Cleft palate nipple

Pigeon Nipple

 

The Pigeon Nipple works by compression only. The nipple has a firm side that goes toward the roof of the mouth and a softer side that goes on the tongue.

A small notch at the base of the nipple serves as an air vent. This notch should be uppermost under the baby's nose when feeding.

Tightening the nipple and collar slows the flow of milk. Loosening it makes the flow faster. If the nipple collapses, loosen and retighten the nipple.

A plastic one-way valve fits into the nipple to keep milk in the nipple. The valve should be placed with the flat side toward the tip of the nipple. When the baby begins to suck, milk flows readily. The infant controls the flow of milk and no squeezing is needed.

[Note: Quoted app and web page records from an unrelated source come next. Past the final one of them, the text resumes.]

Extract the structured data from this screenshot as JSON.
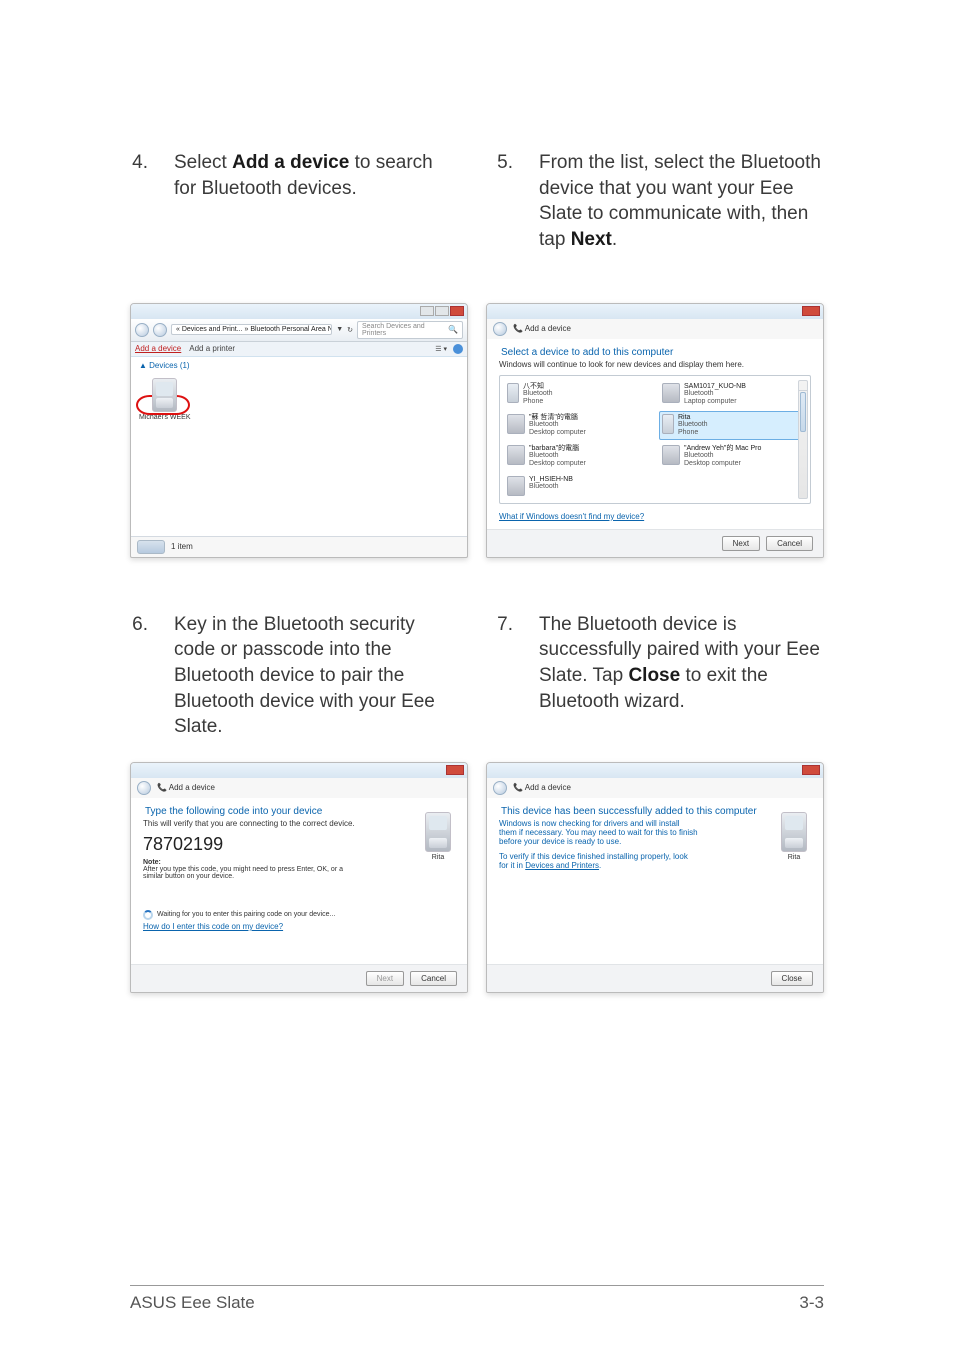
{
  "steps": {
    "s4_num": "4.",
    "s4_text_a": "Select ",
    "s4_text_b": "Add a device",
    "s4_text_c": " to search for Bluetooth devices.",
    "s5_num": "5.",
    "s5_text_a": "From the list, select the Bluetooth device that you want your Eee Slate to communicate with, then tap ",
    "s5_text_b": "Next",
    "s5_text_c": ".",
    "s6_num": "6.",
    "s6_text": "Key in the Bluetooth security code or passcode into the Bluetooth device to pair the Bluetooth device with your Eee Slate.",
    "s7_num": "7.",
    "s7_text_a": "The Bluetooth device is successfully paired with your Eee Slate. Tap ",
    "s7_text_b": "Close",
    "s7_text_c": " to exit the Bluetooth wizard."
  },
  "scr4": {
    "breadcrumb": "« Devices and Print... » Bluetooth Personal Area Network Devices",
    "search_placeholder": "Search Devices and Printers",
    "toolbar": {
      "add_device": "Add a device",
      "add_printer": "Add a printer"
    },
    "section_header": "▲ Devices (1)",
    "device_name": "Michael's WEEK",
    "status_text": "1 item"
  },
  "scr5": {
    "wizard_title": "Add a device",
    "heading": "Select a device to add to this computer",
    "sub": "Windows will continue to look for new devices and display them here.",
    "devices": [
      {
        "name": "八不知",
        "type": "Bluetooth",
        "category": "Phone"
      },
      {
        "name": "SAM1017_KUO-NB",
        "type": "Bluetooth",
        "category": "Laptop computer"
      },
      {
        "name": "\"蘇 哲清\"的電腦",
        "type": "Bluetooth",
        "category": "Desktop computer"
      },
      {
        "name": "Rita",
        "type": "Bluetooth",
        "category": "Phone"
      },
      {
        "name": "\"barbara\"的電腦",
        "type": "Bluetooth",
        "category": "Desktop computer"
      },
      {
        "name": "\"Andrew Yeh\"的 Mac Pro",
        "type": "Bluetooth",
        "category": "Desktop computer"
      },
      {
        "name": "YI_HSIEH-NB",
        "type": "Bluetooth",
        "category": ""
      }
    ],
    "help_link": "What if Windows doesn't find my device?",
    "btn_next": "Next",
    "btn_cancel": "Cancel"
  },
  "scr6": {
    "wizard_title": "Add a device",
    "heading": "Type the following code into your device",
    "sub": "This will verify that you are connecting to the correct device.",
    "code": "78702199",
    "note_label": "Note:",
    "note_text": "After you type this code, you might need to press Enter, OK, or a similar button on your device.",
    "waiting_text": "Waiting for you to enter this pairing code on your device...",
    "help_link": "How do I enter this code on my device?",
    "phone_caption": "Rita",
    "btn_next": "Next",
    "btn_cancel": "Cancel"
  },
  "scr7": {
    "wizard_title": "Add a device",
    "heading": "This device has been successfully added to this computer",
    "para1": "Windows is now checking for drivers and will install them if necessary. You may need to wait for this to finish before your device is ready to use.",
    "para2_a": "To verify if this device finished installing properly, look for it in ",
    "para2_link": "Devices and Printers",
    "para2_b": ".",
    "phone_caption": "Rita",
    "btn_close": "Close"
  },
  "footer": {
    "left": "ASUS Eee Slate",
    "right": "3-3"
  },
  "icons": {
    "arrow_down": "▼",
    "mag": "🔍"
  }
}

How Do I Care for the Bottles and Nipples?

All of these bottles and nipples can be hand washed in hot soapy water, rinsed and allowed to thoroughly air dry.

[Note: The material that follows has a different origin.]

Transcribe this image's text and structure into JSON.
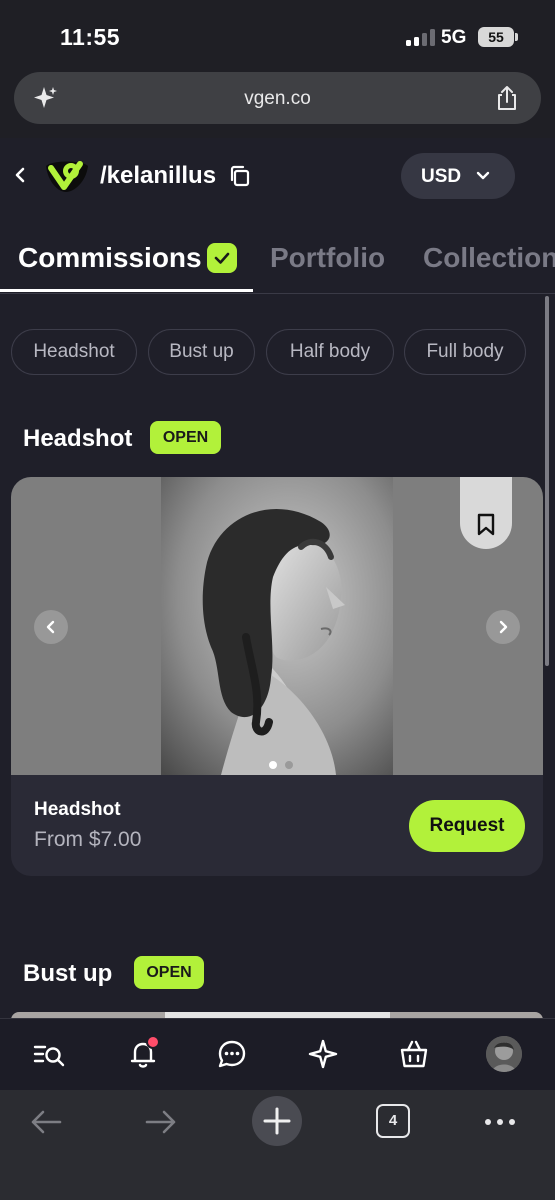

Do not boil the bottles or parts, wash them in the dishwasher or put them in a microwave. They may soften and start to leak.

How Do I Express Breast Milk for My Baby?

Mothers who choose to express breast milk (using a pump or the hand to get milk out of the breast) for their babies should get a hospital-grade electric breast pump with a double pumping system.

Birth hospitals have pumps for mothers to use in the hospital and can assist families with obtaining pumps for home use. Breast pumps can be rented or purchased. Rental of a breast pump for a baby with a cleft is often covered by insurance.

Mothers should pump at least eight times in 24 hours at first, including at least once during the night. After several weeks of this intensive pumping, most mothers can provide enough milk for their babies by pumping about six times a day.

How Much Should My Baby Eat?

Newborn babies begin taking small amounts, one ounce or less, of milk often, and gradually increase the amount they are able to drink.

By 2 weeks of age, a baby needs to drink at least two to two and a half ounces of milk per pound of weight each day. For example, an eight-pound baby should have at least 16 to 20 ounces of breast milk or formula in 24 hours.

No feeding session should take longer than 30 minutes. If it takes longer, the infant is working too hard and burning calories needed for growth. The measure of success of any feeding plan is adequate weight gain.

We recommend that babies get weighed weekly at first.

How Often Does My Baby Need to Eat?

During the first month of life, a baby will feed eight to twelve times per day, or every two to three hours. A baby this young usually feeds at least twice during the night.

At 2 to 4 months old, a baby will feed six to eight times per day, or every three to four hours.

How Will I Know If My Baby Is Gaining Enough Weight?

A baby usually loses weight the first week of life. Most times, the loss is 5 to10 % of body weight. This weight is regained with a baby returning to birth weight by 2 weeks old.

The amount of weight gain expected for a baby is about five to seven ounces per week. At 4 to 6 months old, the rate of weight gain slows to about three-and-a-half to four-and-a-half ounces per week.

What If My Baby Is Not Gaining Enough Weight?

Sometimes infants with cleft lip and palate will have difficulties taking enough breast milk or formula to grow. To help these babies grow, formula powder can be added to breast milk or regular formula for added calories, protein and vitamins.

This should only be done under the supervision of the medical team and only with an approved recipe.

What About Starting Solid Foods?

Babies with clefts can start solid foods at the same age as other babies, usually between 4 and 6 months of age. Experiment to find the right consistency for solids.

It needs to be just right so that the baby can eat without the food coming through the nose. Again, this isn't harmful to the child and sneezing will usually clear the food out of the nose.

Most babies learn quickly to get the food down their throats rather than out their noses.

Can My Baby Drink from a Cup?

Cup feeding can also be started at the usual age. Avoid spill-proof cups, as these require that the baby create suction to obtain any fluid.

Thickening the fluid slightly with rice cereal or a commercial thickener at first may help the baby control the fluid from a cup.